Statoil abandons DOE-backed offshore wind project in Maine
The move came after the state announced plans to reopen a competitive bidding process for offshore wind projects in the state’s waters, which Statoil had already completed. Gov. Paul LePage’s (R) administration opposed the project, and the governor signed legislation in July to allow the University of Maine to submit a bid for the project.
Statoil in a statement said the changes “made the project outlook too uncertain to proceed.”
State regulators had approved Statoil’s project in January, which would have required a 20-year contract with the company. The project would have installed four wind turbines 12 miles off the state’s coastline. LePage had said the plan could increase costs for ratepayers.
“At a time when our economy is struggling, we need to be certain that this investment will bring Maine’s jobs along with it,” said Patrick Woodcock, the director of the governor’s energy office.
Statoil received $4 million last year from the Department of Energy to complete the planning and evaluation phases of the project (E&ENews PM, Dec. 12, 2012).
With Statoil’s departure, state regulators will continue to consider the university’s plan.

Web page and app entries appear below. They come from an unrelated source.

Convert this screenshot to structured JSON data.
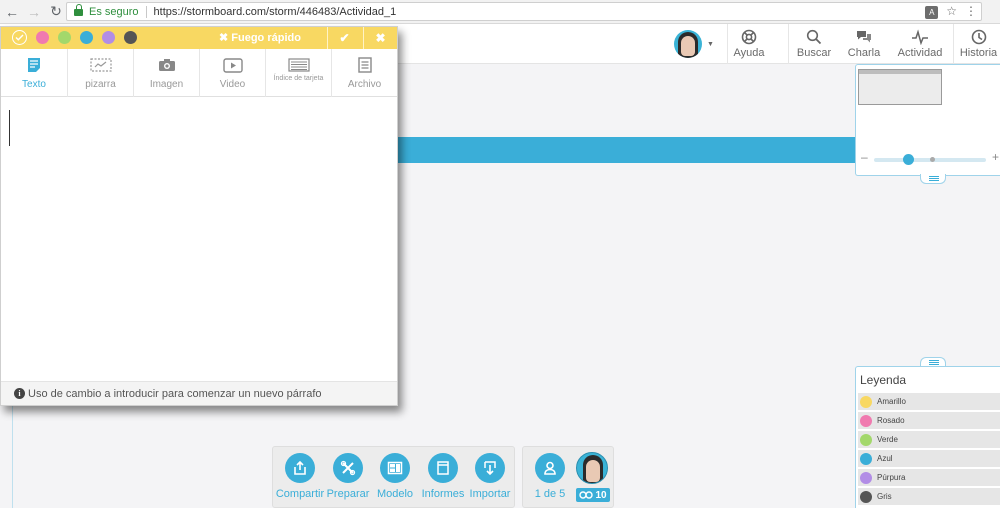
{
  "browser": {
    "secure_label": "Es seguro",
    "url": "https://stormboard.com/storm/446483/Actividad_1"
  },
  "topbar": {
    "tools": [
      {
        "label": "Ayuda",
        "icon": "lifebuoy-icon"
      },
      {
        "label": "Buscar",
        "icon": "search-icon"
      },
      {
        "label": "Charla",
        "icon": "chat-icon"
      },
      {
        "label": "Actividad",
        "icon": "activity-icon"
      },
      {
        "label": "Historia",
        "icon": "clock-icon"
      }
    ]
  },
  "editor": {
    "mode_label": "Fuego rápido",
    "colors": [
      "#f8d862",
      "#f07aaf",
      "#a3d86b",
      "#3aaed8",
      "#b28de6",
      "#555555"
    ],
    "tabs": [
      {
        "label": "Texto",
        "active": true
      },
      {
        "label": "pizarra"
      },
      {
        "label": "Imagen"
      },
      {
        "label": "Video"
      },
      {
        "label": "Índice de tarjeta"
      },
      {
        "label": "Archivo"
      }
    ],
    "footer_hint": "Uso de cambio a introducir para comenzar un nuevo párrafo"
  },
  "legend": {
    "title": "Leyenda",
    "items": [
      {
        "label": "Amarillo",
        "color": "#f8d862"
      },
      {
        "label": "Rosado",
        "color": "#f07aaf"
      },
      {
        "label": "Verde",
        "color": "#a3d86b"
      },
      {
        "label": "Azul",
        "color": "#3aaed8"
      },
      {
        "label": "Púrpura",
        "color": "#b28de6"
      },
      {
        "label": "Gris",
        "color": "#555555"
      }
    ]
  },
  "bottom_toolbar": {
    "items": [
      {
        "label": "Compartir",
        "icon": "share-icon"
      },
      {
        "label": "Preparar",
        "icon": "tools-icon"
      },
      {
        "label": "Modelo",
        "icon": "template-icon"
      },
      {
        "label": "Informes",
        "icon": "reports-icon"
      },
      {
        "label": "Importar",
        "icon": "import-icon"
      }
    ]
  },
  "users": {
    "pager": "1 de 5",
    "badge": "10"
  },
  "accent_color": "#3aaed8"
}
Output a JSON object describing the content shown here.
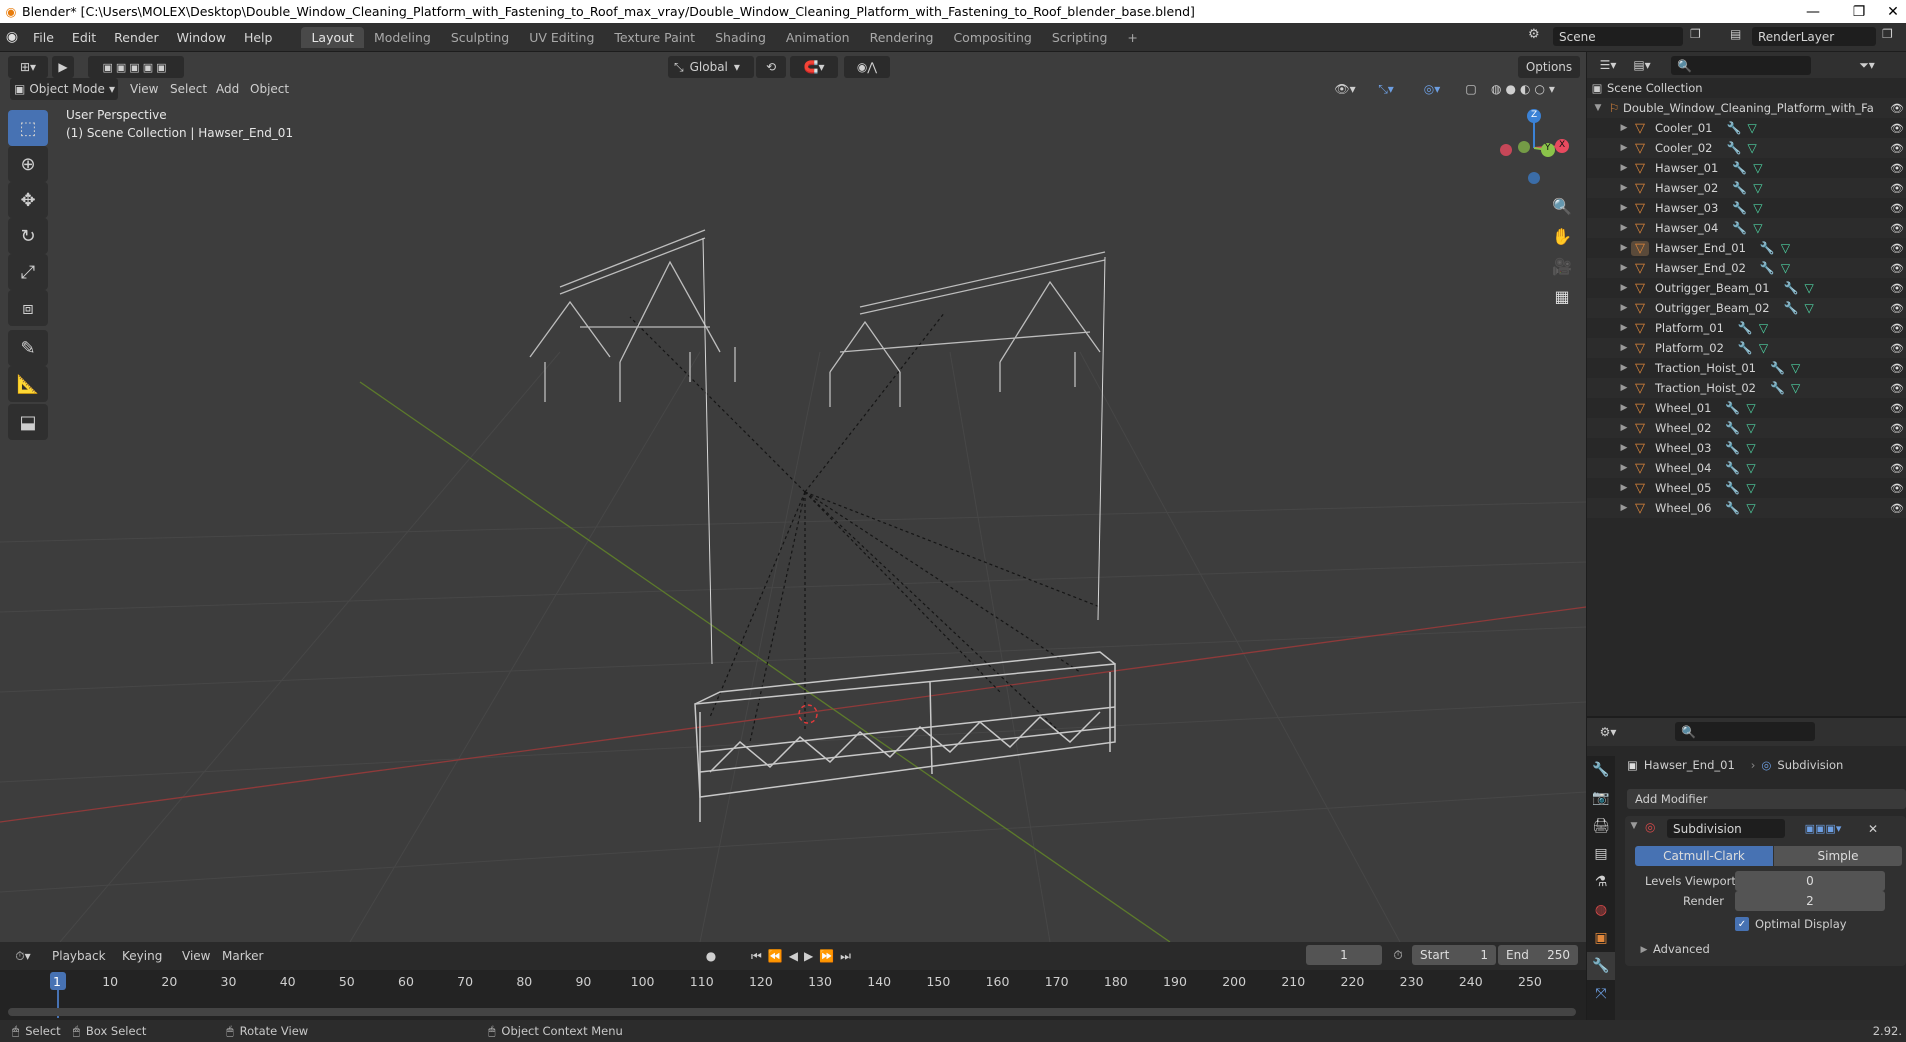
{
  "window": {
    "title": "Blender* [C:\\Users\\MOLEX\\Desktop\\Double_Window_Cleaning_Platform_with_Fastening_to_Roof_max_vray/Double_Window_Cleaning_Platform_with_Fastening_to_Roof_blender_base.blend]",
    "minimize": "—",
    "restore": "❐",
    "close": "✕"
  },
  "menus": [
    "File",
    "Edit",
    "Render",
    "Window",
    "Help"
  ],
  "workspaces": [
    "Layout",
    "Modeling",
    "Sculpting",
    "UV Editing",
    "Texture Paint",
    "Shading",
    "Animation",
    "Rendering",
    "Compositing",
    "Scripting",
    "+"
  ],
  "active_workspace": "Layout",
  "scene": {
    "name": "Scene",
    "view_layer": "RenderLayer"
  },
  "viewport": {
    "mode": "Object Mode",
    "menus": [
      "View",
      "Select",
      "Add",
      "Object"
    ],
    "transform_orientation": "Global",
    "options": "Options",
    "info_line1": "User Perspective",
    "info_line2": "(1) Scene Collection | Hawser_End_01",
    "gizmo": {
      "z": "Z",
      "y": "Y",
      "x": "X"
    }
  },
  "outliner": {
    "root": "Scene Collection",
    "collection": "Double_Window_Cleaning_Platform_with_Fa",
    "items": [
      "Cooler_01",
      "Cooler_02",
      "Hawser_01",
      "Hawser_02",
      "Hawser_03",
      "Hawser_04",
      "Hawser_End_01",
      "Hawser_End_02",
      "Outrigger_Beam_01",
      "Outrigger_Beam_02",
      "Platform_01",
      "Platform_02",
      "Traction_Hoist_01",
      "Traction_Hoist_02",
      "Wheel_01",
      "Wheel_02",
      "Wheel_03",
      "Wheel_04",
      "Wheel_05",
      "Wheel_06"
    ],
    "selected": "Hawser_End_01"
  },
  "properties": {
    "object": "Hawser_End_01",
    "modifier_tab": "Subdivision",
    "add_modifier": "Add Modifier",
    "modifier_name": "Subdivision",
    "type_catmull": "Catmull-Clark",
    "type_simple": "Simple",
    "levels_viewport_label": "Levels Viewport",
    "levels_viewport": "0",
    "render_label": "Render",
    "render": "2",
    "optimal_display": "Optimal Display",
    "advanced": "Advanced"
  },
  "timeline": {
    "menus": [
      "Playback",
      "Keying",
      "View",
      "Marker"
    ],
    "current_frame": "1",
    "start_label": "Start",
    "start": "1",
    "end_label": "End",
    "end": "250",
    "ruler": [
      "1",
      "10",
      "20",
      "30",
      "40",
      "50",
      "60",
      "70",
      "80",
      "90",
      "100",
      "110",
      "120",
      "130",
      "140",
      "150",
      "160",
      "170",
      "180",
      "190",
      "200",
      "210",
      "220",
      "230",
      "240",
      "250"
    ]
  },
  "statusbar": {
    "select": "Select",
    "box_select": "Box Select",
    "rotate_view": "Rotate View",
    "context_menu": "Object Context Menu",
    "version": "2.92."
  },
  "colors": {
    "accent": "#4772b3",
    "x_axis": "#e84a5f",
    "y_axis": "#8bc34a",
    "z_axis": "#3b82d6",
    "mesh": "#e0873b"
  }
}
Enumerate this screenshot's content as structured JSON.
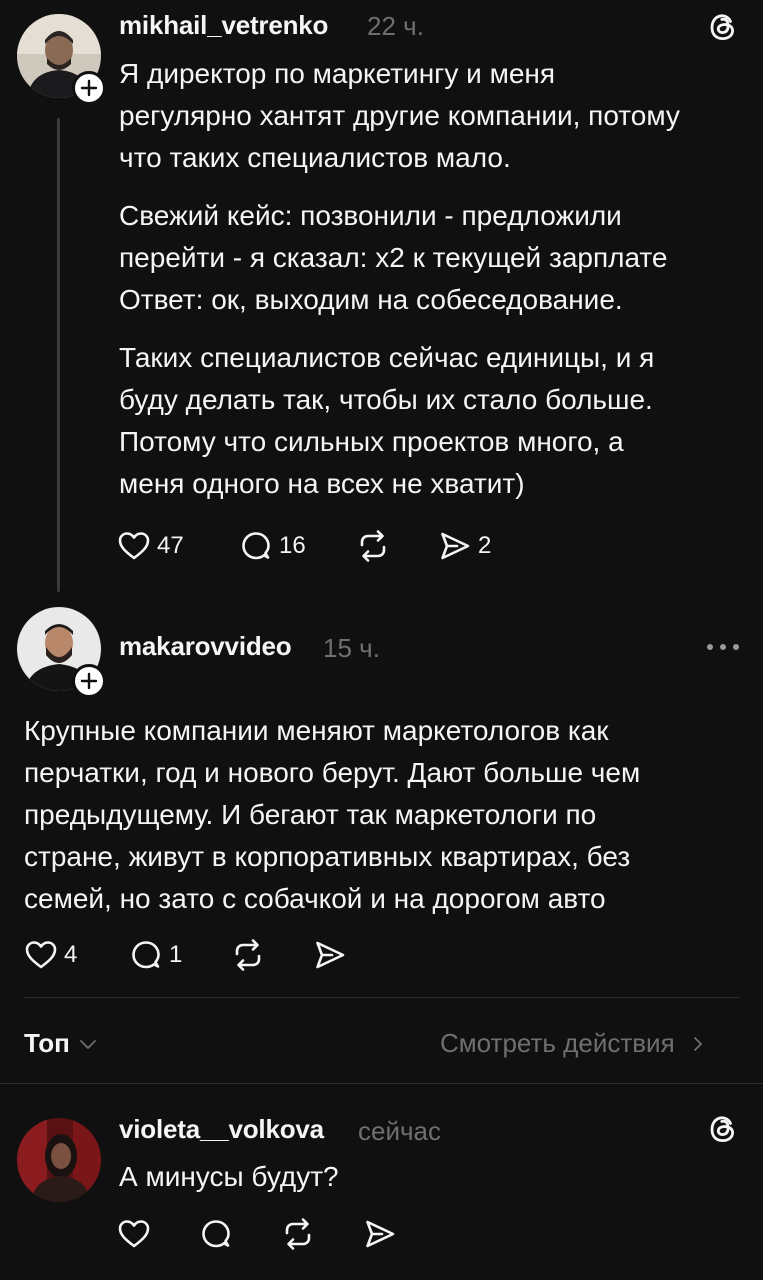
{
  "posts": [
    {
      "username": "mikhail_vetrenko",
      "time": "22 ч.",
      "paragraphs": [
        [
          "Я директор по маркетингу и меня",
          "регулярно хантят другие компании, потому",
          "что таких специалистов мало."
        ],
        [
          "Свежий кейс: позвонили - предложили",
          "перейти - я сказал: х2 к текущей зарплате",
          "Ответ: ок, выходим на собеседование."
        ],
        [
          "Таких специалистов сейчас единицы, и я",
          "буду делать так, чтобы их стало больше.",
          "Потому что сильных проектов много, а",
          "меня одного на всех не хватит)"
        ]
      ],
      "likes": "47",
      "comments": "16",
      "shares": "2"
    },
    {
      "username": "makarovvideo",
      "time": "15 ч.",
      "lines": [
        "Крупные компании меняют маркетологов как",
        "перчатки, год и нового берут. Дают больше чем",
        "предыдущему. И бегают так маркетологи по",
        "стране, живут в корпоративных квартирах, без",
        "семей, но зато с собачкой и на дорогом авто"
      ],
      "likes": "4",
      "comments": "1"
    },
    {
      "username": "violeta__volkova",
      "time": "сейчас",
      "lines": [
        "А минусы будут?"
      ]
    }
  ],
  "sort": {
    "label": "Топ"
  },
  "activity": {
    "label": "Смотреть действия"
  },
  "colors": {
    "background": "#101010",
    "text": "#f3f5f7",
    "muted": "#6f6f6f",
    "divider": "#2a2a2a"
  },
  "icons": [
    "heart-icon",
    "comment-icon",
    "repost-icon",
    "share-icon",
    "threads-icon",
    "more-icon",
    "plus-icon",
    "chevron-down-icon",
    "chevron-right-icon"
  ]
}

Few details are known about that proposal because much of the university’s documents have been filed confidentially (AP/Fuel Fix, Oct. 16). — SP